PICTURED: Beatrice Wood Center for the Arts Director Kevin Wallace, who records music under the name Virgil, has released his latest album, Waiting Home.

by Nancy D. Lackey Shaffer


Jam nights return to Music Freqs

Music Freqs in Camarillo is getting back in the action, offering its first jam night in over a year on Thursday, May 27, 7-8 p.m. 

The Camarillo-based institution formerly known as Rock City Studios was founded in 2008 to support the local music industry through recordings, music lessons, instrument sales and live music. One of the few all-ages venues in Ventura County, it hosted bands like the Aquadolls, Nekromantix and Andre Nickatina, as well as SoCal acts like Sitting on Stacy and Together Pangea, while also offering students — mostly children and young adults — the opportunity to learn and grow through collaborative jams and live performance events and workshops.

The record-scratch moment of the coronavirus brought all that to a halt, of course, although Music Freqs continued to offer lessons first online and later in-person, installing a NASA-grade air scrubber and Plexiglass shields, among other safety precautions.

Now that Ventura County has reached the less restrictive orange tier, Music Freqs is reinstating its monthly jam night, to take place the last Thursday of every month. Designed as a group class, participants are expected to learn and practice the song selected for the month, and perform it with other students on the venue stage. The May 2021 Song of the Month is Arcade Fire’s “Wake Up.”

Due to COVID restrictions, the May 27 jam night is limited to 10 students and reservations are required. Sign up by calling 805-383-3555 or emailing office@musicfreqs.com. More information at www.musicfreqs.com

 Virgil releases Waiting Home

For more than a decade, Kevin Wallace has been the founding director of the Beatrice Wood Center for the Arts in Ojai, as well as an author, penning books such as Celebrating Nature: Craft Traditions/Contemporary Expressions and The Cutting Edge: Contemporary Wood Art and the Lipton Collection. He is also an accomplished musician, releasing his self-titled debut album under the name Virgil in 2020 — when he was 60 years old. 

His musical talents have been a well-kept secret for years, shared only with a small collection of close friends. But Wallace aka Virgil is coming into the spotlight once again with a new album, Waiting Home, created during the COVID-19 shutdown. Virgil is joined by guitarist Ken Emerson.

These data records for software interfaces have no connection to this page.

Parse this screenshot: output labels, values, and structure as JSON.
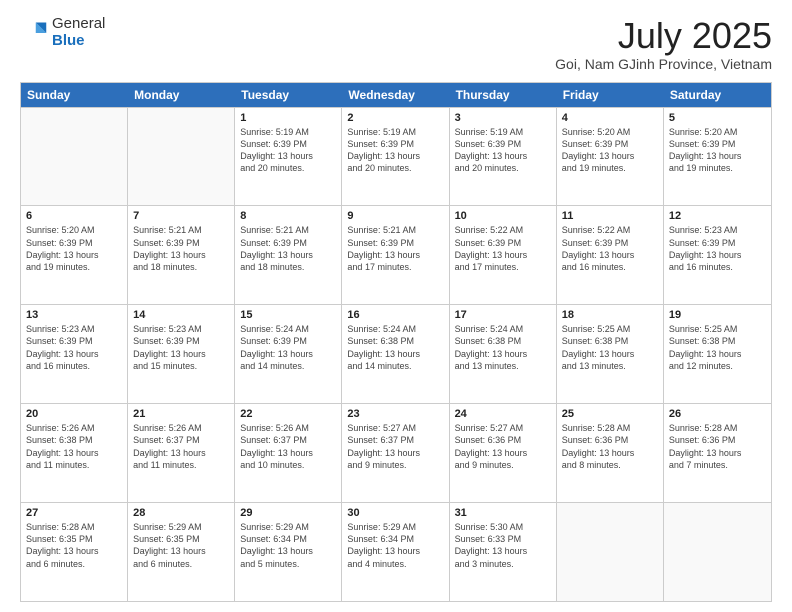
{
  "header": {
    "logo_line1": "General",
    "logo_line2": "Blue",
    "title": "July 2025",
    "subtitle": "Goi, Nam GJinh Province, Vietnam"
  },
  "days_of_week": [
    "Sunday",
    "Monday",
    "Tuesday",
    "Wednesday",
    "Thursday",
    "Friday",
    "Saturday"
  ],
  "weeks": [
    [
      {
        "day": "",
        "info": ""
      },
      {
        "day": "",
        "info": ""
      },
      {
        "day": "1",
        "info": "Sunrise: 5:19 AM\nSunset: 6:39 PM\nDaylight: 13 hours\nand 20 minutes."
      },
      {
        "day": "2",
        "info": "Sunrise: 5:19 AM\nSunset: 6:39 PM\nDaylight: 13 hours\nand 20 minutes."
      },
      {
        "day": "3",
        "info": "Sunrise: 5:19 AM\nSunset: 6:39 PM\nDaylight: 13 hours\nand 20 minutes."
      },
      {
        "day": "4",
        "info": "Sunrise: 5:20 AM\nSunset: 6:39 PM\nDaylight: 13 hours\nand 19 minutes."
      },
      {
        "day": "5",
        "info": "Sunrise: 5:20 AM\nSunset: 6:39 PM\nDaylight: 13 hours\nand 19 minutes."
      }
    ],
    [
      {
        "day": "6",
        "info": "Sunrise: 5:20 AM\nSunset: 6:39 PM\nDaylight: 13 hours\nand 19 minutes."
      },
      {
        "day": "7",
        "info": "Sunrise: 5:21 AM\nSunset: 6:39 PM\nDaylight: 13 hours\nand 18 minutes."
      },
      {
        "day": "8",
        "info": "Sunrise: 5:21 AM\nSunset: 6:39 PM\nDaylight: 13 hours\nand 18 minutes."
      },
      {
        "day": "9",
        "info": "Sunrise: 5:21 AM\nSunset: 6:39 PM\nDaylight: 13 hours\nand 17 minutes."
      },
      {
        "day": "10",
        "info": "Sunrise: 5:22 AM\nSunset: 6:39 PM\nDaylight: 13 hours\nand 17 minutes."
      },
      {
        "day": "11",
        "info": "Sunrise: 5:22 AM\nSunset: 6:39 PM\nDaylight: 13 hours\nand 16 minutes."
      },
      {
        "day": "12",
        "info": "Sunrise: 5:23 AM\nSunset: 6:39 PM\nDaylight: 13 hours\nand 16 minutes."
      }
    ],
    [
      {
        "day": "13",
        "info": "Sunrise: 5:23 AM\nSunset: 6:39 PM\nDaylight: 13 hours\nand 16 minutes."
      },
      {
        "day": "14",
        "info": "Sunrise: 5:23 AM\nSunset: 6:39 PM\nDaylight: 13 hours\nand 15 minutes."
      },
      {
        "day": "15",
        "info": "Sunrise: 5:24 AM\nSunset: 6:39 PM\nDaylight: 13 hours\nand 14 minutes."
      },
      {
        "day": "16",
        "info": "Sunrise: 5:24 AM\nSunset: 6:38 PM\nDaylight: 13 hours\nand 14 minutes."
      },
      {
        "day": "17",
        "info": "Sunrise: 5:24 AM\nSunset: 6:38 PM\nDaylight: 13 hours\nand 13 minutes."
      },
      {
        "day": "18",
        "info": "Sunrise: 5:25 AM\nSunset: 6:38 PM\nDaylight: 13 hours\nand 13 minutes."
      },
      {
        "day": "19",
        "info": "Sunrise: 5:25 AM\nSunset: 6:38 PM\nDaylight: 13 hours\nand 12 minutes."
      }
    ],
    [
      {
        "day": "20",
        "info": "Sunrise: 5:26 AM\nSunset: 6:38 PM\nDaylight: 13 hours\nand 11 minutes."
      },
      {
        "day": "21",
        "info": "Sunrise: 5:26 AM\nSunset: 6:37 PM\nDaylight: 13 hours\nand 11 minutes."
      },
      {
        "day": "22",
        "info": "Sunrise: 5:26 AM\nSunset: 6:37 PM\nDaylight: 13 hours\nand 10 minutes."
      },
      {
        "day": "23",
        "info": "Sunrise: 5:27 AM\nSunset: 6:37 PM\nDaylight: 13 hours\nand 9 minutes."
      },
      {
        "day": "24",
        "info": "Sunrise: 5:27 AM\nSunset: 6:36 PM\nDaylight: 13 hours\nand 9 minutes."
      },
      {
        "day": "25",
        "info": "Sunrise: 5:28 AM\nSunset: 6:36 PM\nDaylight: 13 hours\nand 8 minutes."
      },
      {
        "day": "26",
        "info": "Sunrise: 5:28 AM\nSunset: 6:36 PM\nDaylight: 13 hours\nand 7 minutes."
      }
    ],
    [
      {
        "day": "27",
        "info": "Sunrise: 5:28 AM\nSunset: 6:35 PM\nDaylight: 13 hours\nand 6 minutes."
      },
      {
        "day": "28",
        "info": "Sunrise: 5:29 AM\nSunset: 6:35 PM\nDaylight: 13 hours\nand 6 minutes."
      },
      {
        "day": "29",
        "info": "Sunrise: 5:29 AM\nSunset: 6:34 PM\nDaylight: 13 hours\nand 5 minutes."
      },
      {
        "day": "30",
        "info": "Sunrise: 5:29 AM\nSunset: 6:34 PM\nDaylight: 13 hours\nand 4 minutes."
      },
      {
        "day": "31",
        "info": "Sunrise: 5:30 AM\nSunset: 6:33 PM\nDaylight: 13 hours\nand 3 minutes."
      },
      {
        "day": "",
        "info": ""
      },
      {
        "day": "",
        "info": ""
      }
    ]
  ]
}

Both Virgil and Waiting Home share an Americana retro vibe and musical storytelling, influenced by what Wallace describes as the “hillbilly music” played by his relatives in Southern Ohio.

“Guitars, mandolin, banjo… the forms, materials and sounds seemed magical to me and led to my life’s work in the arts,” Wallace says of his early inspiration. “It’s important for all of us to connect with our creativity, embrace dreams that fell by the wayside, and to inspire others. Just like Beatrice Wood, who didn’t throw her first pot until she was 40, I want folks to know it’s not too late to record that album, write that novel, or begin creating works for exhibition and performance.”

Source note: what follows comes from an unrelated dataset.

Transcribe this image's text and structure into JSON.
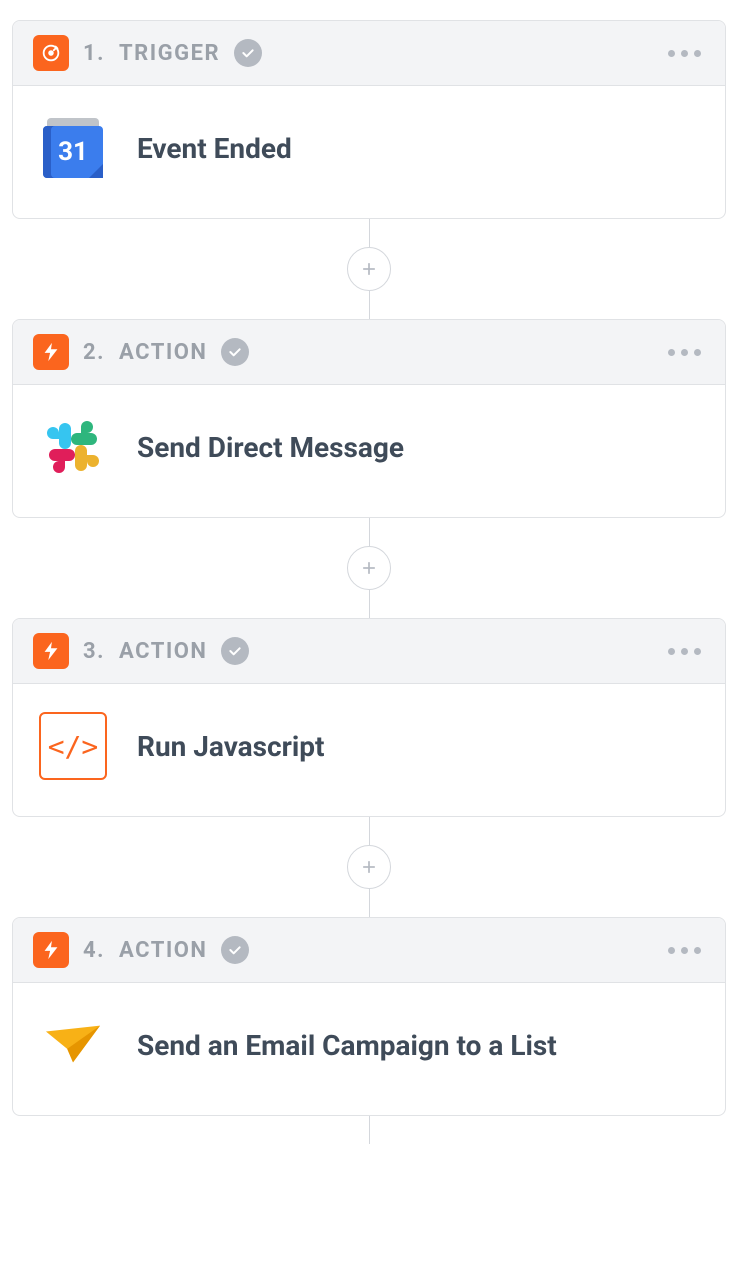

<em>Waiting Home</em> is available on Spotify, Apple Music and Amazon and sales will  help support the Beatrice Wood Center for the Arts. For more on Kevin Wallace/Virgil, visit virgilsongs.com or beatricewoodstudio.com/collections/music

Local drum students receive scholarships

Three young percussionists from Ventura County are off to a promising start in their music careers. 

Andre Burton of Adolfo Camarillo High School has been accepted into Belmont University in Nashville, Tennessee, with a full scholarship. Jason Speth, also of Adolfo Camarillo High School, has earned a partial scholarship to the University of North Texas in Denton. Angelo Velasquez, currently enrolled at California State University, Northridge, has been accepted into the CalArts Master’s Degree Program, with a scholarship provided by Disney.

All three drummers are students of Al Velasquez of Camarillo, a percussionist who has worked with Luis Villegas, Perla Batalla, Big Bad Voodoo Daddy and many others. 

“The music store I taught from closed during the earliest part of the 2020 COVID crisis,” says Velasquez. “We regrouped and I put all my focus into online drum instruction . . .  Our musical  lives were fragmented with attempting to record all their college audition material on time and  around the frequent quarantine closures. We worked with purpose while trying to stay positive.”

Velasquez is currently developing a new video series with DW Drums in Oxnard designed to help aspiring drummers prepare for their high school and college auditions. For more information, visit www.alvelasquezdrums.com.